Friday, May 11, 2018

Ant-Plant Mutualisms

By Claire Jackan      

          For our final project of the semester, my partner and I investigated the extent of the relationship between ants and the plant Pentaclethra macroloba in varying degrees of light intensity. Here at La Selva, we participated in independent, as opposed to faculty-led, projects. This means that my partner and I came up with the idea for our experiment and designed the methods ourselves.  We were curious to learn more about how environmental factors may affect ant-plant associations.  Some ant-plant relationships are strict mutualisms; in other words, the plant produces nutritious food bodies to attract a specific species of ant, which in turn protects the plant from herbivory by attacking insects and removing larvae from the leaves.  However, the relationship between ants and P. macroloba is known as a diffuse mutualism because while both the plant and the ants benefit from the interaction, it is an indirect benefit and not required for their survival.  The plant still produces food (within extrafloral nectaries) to attract the ants, but it is a smaller reward in terms of nutritious value. The ants that come are typically generalists (not necessarily a specific species) and they still provide some protection against herbivory by patrolling the leaves and occasionally removing a potential herbivore.

            We thought that plants with access to more sunlight would have more resources and energy available to allocate towards producing higher quality extrafloral nectaries that would in turn attract more ants. We tested this hypothesis by placing small pieces of tuna on the leaves of P. macroloba plants and measuring how long it took for the ants to appear on the leaf and how long it took for them to actually make contact with the tuna. Other variables we recorded included the height of the plant, the number of extrafloral nectaries, percent herbivory, and canopy cover.  Counting the extrafloral nectaries proved much more difficult than I anticipated, as they are so small that I had to use a magnifying glass and a light in order to be able to see them at all. The weather was also an obstacle at times; we couldn’t set up the tuna baits when it was raining because the ants are not active during rain and it would have just washed off the leaves anyway.
            At the end of the project, we were able to share our results not only with the class but also at a poster session in which we presented in Spanish to the local community.  Though at times it was challenging to communicate exactly what I wanted to say, I’m really grateful to have had the opportunity to practice my Spanish, especially since I had to utilize a more scientific vocabulary than I am accustomed to. I think the combination of the independent project and poster presentation was the perfect way to culminate the semester by bringing together everything I have learned and sharing it both with my peers and with the local community.

My Student Research Project

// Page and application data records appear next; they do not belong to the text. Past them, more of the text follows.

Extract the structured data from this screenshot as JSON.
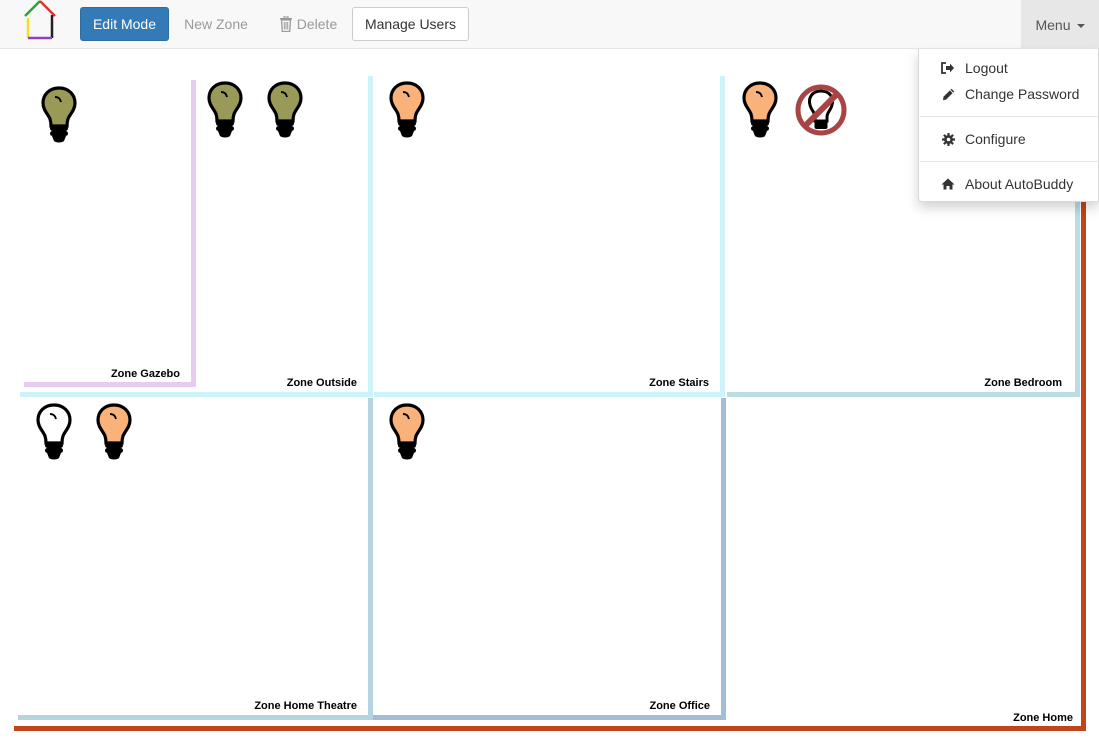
{
  "navbar": {
    "logo_icon": "house-logo-icon",
    "edit_mode_label": "Edit Mode",
    "new_zone_label": "New Zone",
    "delete_label": "Delete",
    "delete_icon": "trash-icon",
    "manage_users_label": "Manage Users",
    "menu_label": "Menu"
  },
  "menu": {
    "items": [
      {
        "label": "Logout",
        "icon": "logout-icon"
      },
      {
        "label": "Change Password",
        "icon": "pencil-icon"
      },
      {
        "label": "Configure",
        "icon": "gear-icon"
      },
      {
        "label": "About AutoBuddy",
        "icon": "home-icon"
      }
    ]
  },
  "colors": {
    "primary_button": "#337ab7",
    "bulb_on": "#f9b27a",
    "bulb_dim": "#9a9a58",
    "bulb_off": "#ffffff",
    "blocked": "#a84444",
    "zone_home": "#c0441c",
    "zone_gazebo": "#e8ccf0",
    "zone_outside": "#ccf4f8",
    "zone_stairs": "#ccf4f8",
    "zone_bedroom": "#bcdce6",
    "zone_home_theatre": "#b4d4e0",
    "zone_office": "#a4bcd4"
  },
  "zones": {
    "gazebo": {
      "name": "Zone Gazebo",
      "devices": [
        "bulb-dim"
      ]
    },
    "outside": {
      "name": "Zone Outside",
      "devices": [
        "bulb-dim",
        "bulb-dim"
      ]
    },
    "stairs": {
      "name": "Zone Stairs",
      "devices": [
        "bulb-on"
      ]
    },
    "bedroom": {
      "name": "Zone Bedroom",
      "devices": [
        "bulb-on",
        "bulb-blocked"
      ]
    },
    "home_theatre": {
      "name": "Zone Home Theatre",
      "devices": [
        "bulb-off",
        "bulb-on"
      ]
    },
    "office": {
      "name": "Zone Office",
      "devices": [
        "bulb-on"
      ]
    },
    "home": {
      "name": "Zone Home",
      "devices": []
    }
  }
}
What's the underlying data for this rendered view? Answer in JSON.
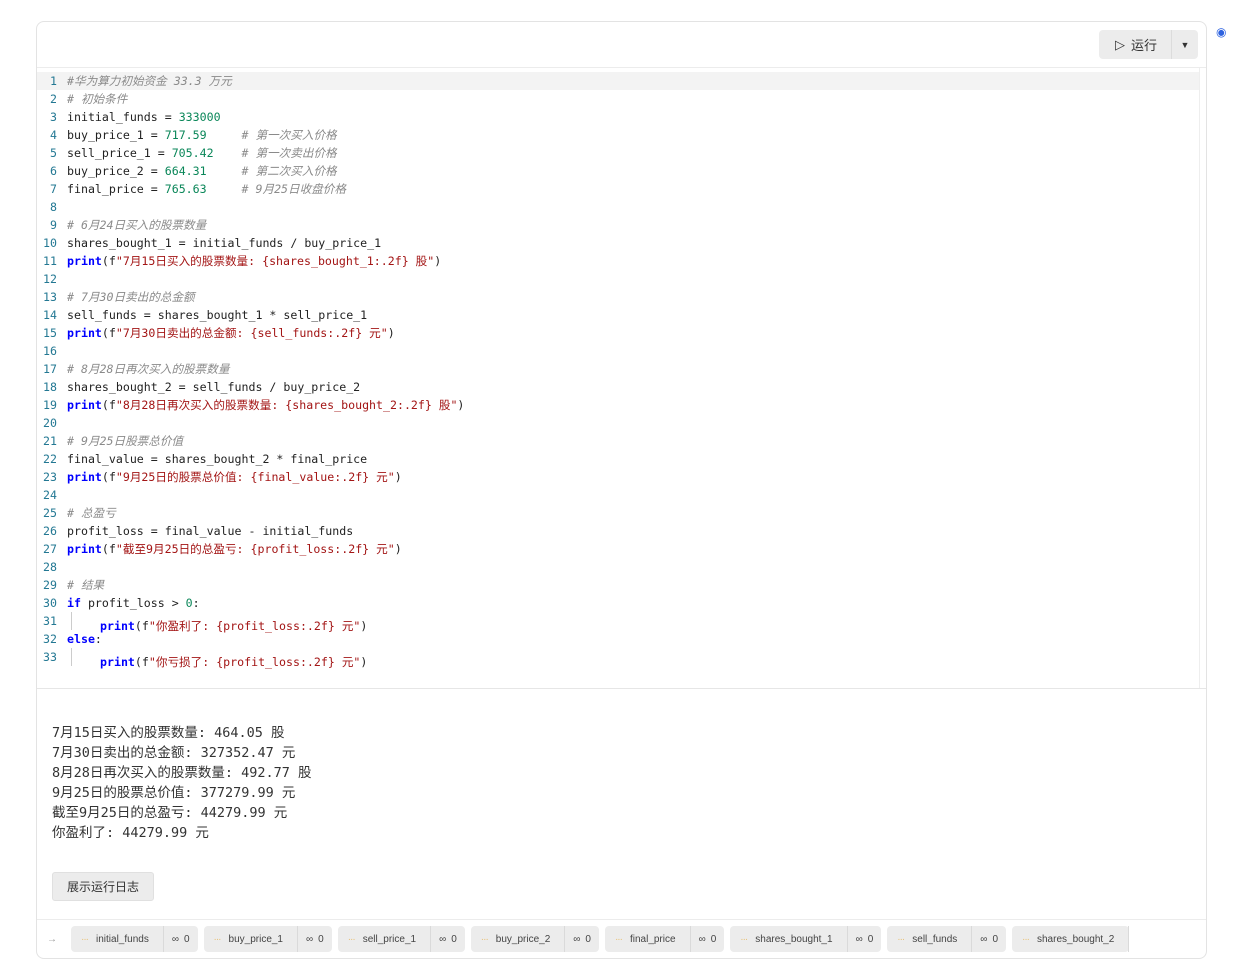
{
  "toolbar": {
    "run_label": "运行",
    "run_icon": "play-icon",
    "dropdown_icon": "caret-down-icon"
  },
  "code": [
    [
      [
        "c",
        "#华为算力初始资金 33.3 万元"
      ]
    ],
    [
      [
        "c",
        "# 初始条件"
      ]
    ],
    [
      [
        "p",
        "initial_funds = "
      ],
      [
        "n",
        "333000"
      ]
    ],
    [
      [
        "p",
        "buy_price_1 = "
      ],
      [
        "n",
        "717.59"
      ],
      [
        "p",
        "     "
      ],
      [
        "c",
        "# 第一次买入价格"
      ]
    ],
    [
      [
        "p",
        "sell_price_1 = "
      ],
      [
        "n",
        "705.42"
      ],
      [
        "p",
        "    "
      ],
      [
        "c",
        "# 第一次卖出价格"
      ]
    ],
    [
      [
        "p",
        "buy_price_2 = "
      ],
      [
        "n",
        "664.31"
      ],
      [
        "p",
        "     "
      ],
      [
        "c",
        "# 第二次买入价格"
      ]
    ],
    [
      [
        "p",
        "final_price = "
      ],
      [
        "n",
        "765.63"
      ],
      [
        "p",
        "     "
      ],
      [
        "c",
        "# 9月25日收盘价格"
      ]
    ],
    [],
    [
      [
        "c",
        "# 6月24日买入的股票数量"
      ]
    ],
    [
      [
        "p",
        "shares_bought_1 = initial_funds / buy_price_1"
      ]
    ],
    [
      [
        "k",
        "print"
      ],
      [
        "p",
        "(f"
      ],
      [
        "s",
        "\"7月15日买入的股票数量: {shares_bought_1:.2f} 股\""
      ],
      [
        "p",
        ")"
      ]
    ],
    [],
    [
      [
        "c",
        "# 7月30日卖出的总金额"
      ]
    ],
    [
      [
        "p",
        "sell_funds = shares_bought_1 * sell_price_1"
      ]
    ],
    [
      [
        "k",
        "print"
      ],
      [
        "p",
        "(f"
      ],
      [
        "s",
        "\"7月30日卖出的总金额: {sell_funds:.2f} 元\""
      ],
      [
        "p",
        ")"
      ]
    ],
    [],
    [
      [
        "c",
        "# 8月28日再次买入的股票数量"
      ]
    ],
    [
      [
        "p",
        "shares_bought_2 = sell_funds / buy_price_2"
      ]
    ],
    [
      [
        "k",
        "print"
      ],
      [
        "p",
        "(f"
      ],
      [
        "s",
        "\"8月28日再次买入的股票数量: {shares_bought_2:.2f} 股\""
      ],
      [
        "p",
        ")"
      ]
    ],
    [],
    [
      [
        "c",
        "# 9月25日股票总价值"
      ]
    ],
    [
      [
        "p",
        "final_value = shares_bought_2 * final_price"
      ]
    ],
    [
      [
        "k",
        "print"
      ],
      [
        "p",
        "(f"
      ],
      [
        "s",
        "\"9月25日的股票总价值: {final_value:.2f} 元\""
      ],
      [
        "p",
        ")"
      ]
    ],
    [],
    [
      [
        "c",
        "# 总盈亏"
      ]
    ],
    [
      [
        "p",
        "profit_loss = final_value - initial_funds"
      ]
    ],
    [
      [
        "k",
        "print"
      ],
      [
        "p",
        "(f"
      ],
      [
        "s",
        "\"截至9月25日的总盈亏: {profit_loss:.2f} 元\""
      ],
      [
        "p",
        ")"
      ]
    ],
    [],
    [
      [
        "c",
        "# 结果"
      ]
    ],
    [
      [
        "k",
        "if"
      ],
      [
        "p",
        " profit_loss > "
      ],
      [
        "n",
        "0"
      ],
      [
        "p",
        ":"
      ]
    ],
    [
      [
        "i",
        ""
      ],
      [
        "k",
        "print"
      ],
      [
        "p",
        "(f"
      ],
      [
        "s",
        "\"你盈利了: {profit_loss:.2f} 元\""
      ],
      [
        "p",
        ")"
      ]
    ],
    [
      [
        "k",
        "else"
      ],
      [
        "p",
        ":"
      ]
    ],
    [
      [
        "i",
        ""
      ],
      [
        "k",
        "print"
      ],
      [
        "p",
        "(f"
      ],
      [
        "s",
        "\"你亏损了: {profit_loss:.2f} 元\""
      ],
      [
        "p",
        ")"
      ]
    ]
  ],
  "output": [
    "7月15日买入的股票数量: 464.05 股",
    "7月30日卖出的总金额: 327352.47 元",
    "8月28日再次买入的股票数量: 492.77 股",
    "9月25日的股票总价值: 377279.99 元",
    "截至9月25日的总盈亏: 44279.99 元",
    "你盈利了: 44279.99 元"
  ],
  "log_button": "展示运行日志",
  "variables": [
    {
      "name": "initial_funds",
      "refs": "0"
    },
    {
      "name": "buy_price_1",
      "refs": "0"
    },
    {
      "name": "sell_price_1",
      "refs": "0"
    },
    {
      "name": "buy_price_2",
      "refs": "0"
    },
    {
      "name": "final_price",
      "refs": "0"
    },
    {
      "name": "shares_bought_1",
      "refs": "0"
    },
    {
      "name": "sell_funds",
      "refs": "0"
    },
    {
      "name": "shares_bought_2",
      "refs": ""
    }
  ]
}
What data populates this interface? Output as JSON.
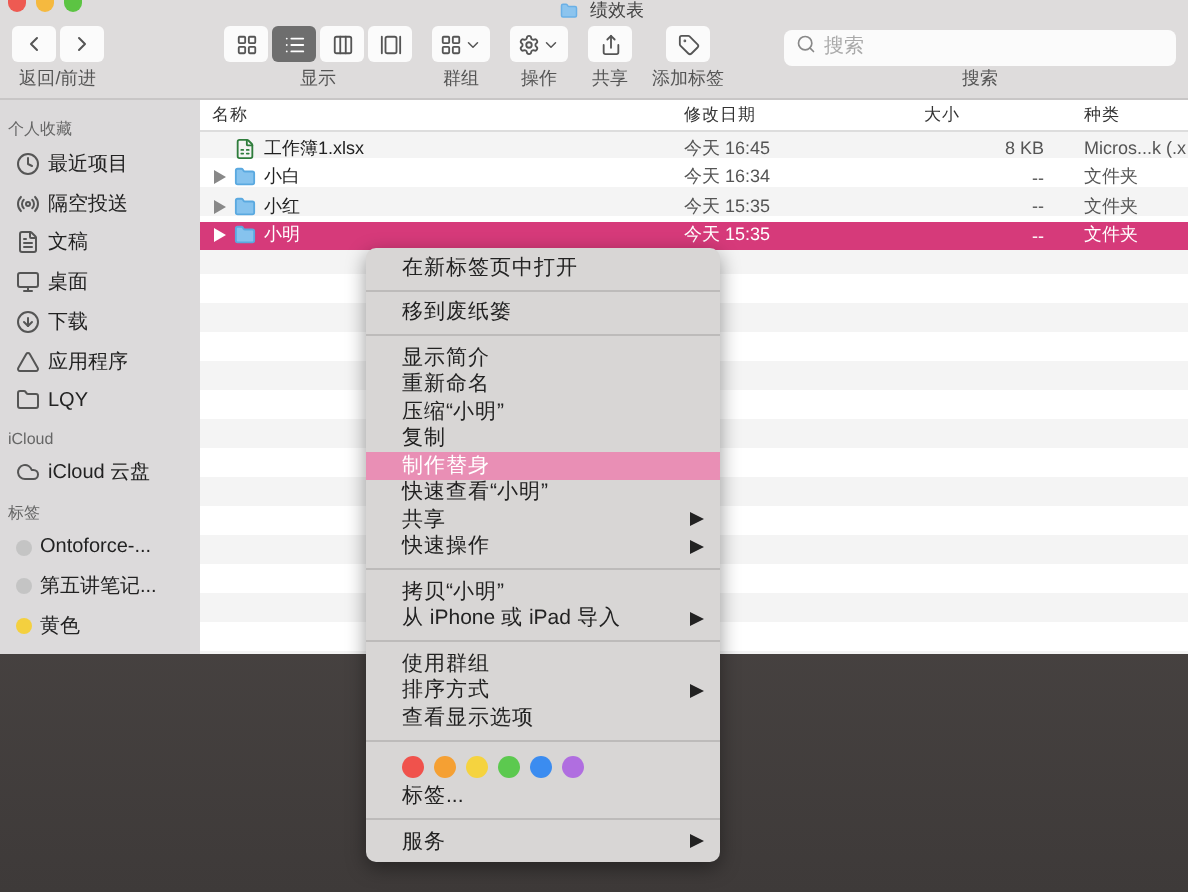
{
  "window": {
    "title": "绩效表"
  },
  "toolbar": {
    "nav_label": "返回/前进",
    "views": [
      {
        "kind": "icons",
        "selected": false
      },
      {
        "kind": "list",
        "selected": true
      },
      {
        "kind": "columns",
        "selected": false
      },
      {
        "kind": "gallery",
        "selected": false
      }
    ],
    "groups": [
      {
        "kind": "view",
        "label": "显示"
      },
      {
        "kind": "group",
        "label": "群组"
      },
      {
        "kind": "action",
        "label": "操作"
      },
      {
        "kind": "share",
        "label": "共享"
      },
      {
        "kind": "tag",
        "label": "添加标签"
      }
    ],
    "search": {
      "placeholder": "搜索",
      "label": "搜索"
    }
  },
  "sidebar": {
    "sections": [
      {
        "heading": "个人收藏",
        "items": [
          {
            "kind": "recents",
            "label": "最近项目"
          },
          {
            "kind": "airdrop",
            "label": "隔空投送"
          },
          {
            "kind": "documents",
            "label": "文稿"
          },
          {
            "kind": "desktop",
            "label": "桌面"
          },
          {
            "kind": "downloads",
            "label": "下载"
          },
          {
            "kind": "applications",
            "label": "应用程序"
          },
          {
            "kind": "folder",
            "label": "LQY"
          }
        ]
      },
      {
        "heading": "iCloud",
        "items": [
          {
            "kind": "cloud",
            "label": "iCloud 云盘"
          }
        ]
      },
      {
        "heading": "标签",
        "items": [
          {
            "kind": "tag",
            "label": "Ontoforce-...",
            "color": "#c4c4c4"
          },
          {
            "kind": "tag",
            "label": "第五讲笔记...",
            "color": "#c4c4c4"
          },
          {
            "kind": "tag",
            "label": "黄色",
            "color": "#f4d03f"
          }
        ]
      }
    ]
  },
  "table": {
    "columns": [
      "名称",
      "修改日期",
      "大小",
      "种类"
    ],
    "rows": [
      {
        "kind": "file",
        "name": "工作簿1.xlsx",
        "date": "今天 16:45",
        "size": "8 KB",
        "kind_label": "Micros...k (.x",
        "selected": false
      },
      {
        "kind": "folder",
        "name": "小白",
        "date": "今天 16:34",
        "size": "--",
        "kind_label": "文件夹",
        "selected": false
      },
      {
        "kind": "folder",
        "name": "小红",
        "date": "今天 15:35",
        "size": "--",
        "kind_label": "文件夹",
        "selected": false
      },
      {
        "kind": "folder",
        "name": "小明",
        "date": "今天 15:35",
        "size": "--",
        "kind_label": "文件夹",
        "selected": true
      }
    ]
  },
  "context_menu": {
    "sections": [
      [
        {
          "label": "在新标签页中打开",
          "submenu": false,
          "selected": false
        }
      ],
      [
        {
          "label": "移到废纸篓",
          "submenu": false,
          "selected": false
        }
      ],
      [
        {
          "label": "显示简介",
          "submenu": false,
          "selected": false
        },
        {
          "label": "重新命名",
          "submenu": false,
          "selected": false
        },
        {
          "label": "压缩“小明”",
          "submenu": false,
          "selected": false
        },
        {
          "label": "复制",
          "submenu": false,
          "selected": false
        },
        {
          "label": "制作替身",
          "submenu": false,
          "selected": true
        },
        {
          "label": "快速查看“小明”",
          "submenu": false,
          "selected": false
        },
        {
          "label": "共享",
          "submenu": true,
          "selected": false
        },
        {
          "label": "快速操作",
          "submenu": true,
          "selected": false
        }
      ],
      [
        {
          "label": "拷贝“小明”",
          "submenu": false,
          "selected": false
        },
        {
          "label": "从 iPhone 或 iPad 导入",
          "submenu": true,
          "selected": false
        }
      ],
      [
        {
          "label": "使用群组",
          "submenu": false,
          "selected": false
        },
        {
          "label": "排序方式",
          "submenu": true,
          "selected": false
        },
        {
          "label": "查看显示选项",
          "submenu": false,
          "selected": false
        }
      ]
    ],
    "tag_colors": [
      {
        "color": "#f0524c"
      },
      {
        "color": "#f5a033"
      },
      {
        "color": "#f5d33f"
      },
      {
        "color": "#5cc94f"
      },
      {
        "color": "#3b8cf0"
      },
      {
        "color": "#b06ee0"
      }
    ],
    "tags_label": "标签...",
    "services": {
      "label": "服务",
      "submenu": true
    }
  }
}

By Geoffrey Nathan
With two weeks of our Costa Rica trip left to go, it was time to start our final research project. My partner and I chose to work with extrafloral nectaries and their relationship with ants. Extrafloral nectaries are glands on certain plants that provide ants with a source for sugar. When these ants occupy the plant, they protect the plant from herbivores. We wondered whether extrafloral nectary production in seedlings influenced herbivory and whether extrafloral nectary production in seedlings was influenced by light intensity.
            In order to answer these questions, we set out into the La Selva forest and located seedlings of the plant Pentaclethra macroloba, which are known to produce extrafloral nectaries. I struggled to identify the plant at first, often mistaking it for a fern. However after four days of data collection and 96 seedlings used, identification became second nature.
 We attracted ants to the plants by placing tuna on the leaves. We then checked for any ant presence in the plant for five hours. Ant presence was used as a proxy to determine if ants regularly occupied that specific seedling.
We also had to count the number of extrafloral nectaries on each seedling. Because the seedlings were small to begin with, identifying extrafloral nectary glands seemed a daunting task. However we were then introduced to the jewelry magnifying glass, a device that when worn looks like it’s from the future, but is simply a hands-free magnifying glass that is worn on the head. This made identifying the glands much easier and more efficient.
We used a densiometer in order to measure light exposure in each plant. Densiometers are convex mirrors that are used to estimate canopy cover overhead. Estimating canopy cover seemed like it would be a simple task, but I had to hold still with both arms extended in order to keep the densiometer level and the mosquitoes had a field day taking advantage of this. One day after data collecting, I counted nine bites on the back of my hand alone.
Although data collection was time consuming and took a lot of work, the fact that it took place in the unique La Selva forest made it an incredible experience. One day I heard thumping sounds of things falling next to me. After a couple of minutes of this it occurred to me that Capuchin monkeys overhead were throwing shells of a fruit they were eating at me. I amusedly watched this happen for a little while until one of the shells hit me on my shoulder. I decided to hurry up with the plant I was working on so as to move on. The following day I was lucky enough to spot endangered spider monkeys swinging around in trees above me. This was only the second time I had seen spider monkeys on the trip and by far the best view I had of them. I was amazed at how long their tails were and how much taller they were then the other monkeys of Costa Rica.
After hours and hours of time spent in the forest, our results did not produce any significant data, but I built both a project and experience I will never forget.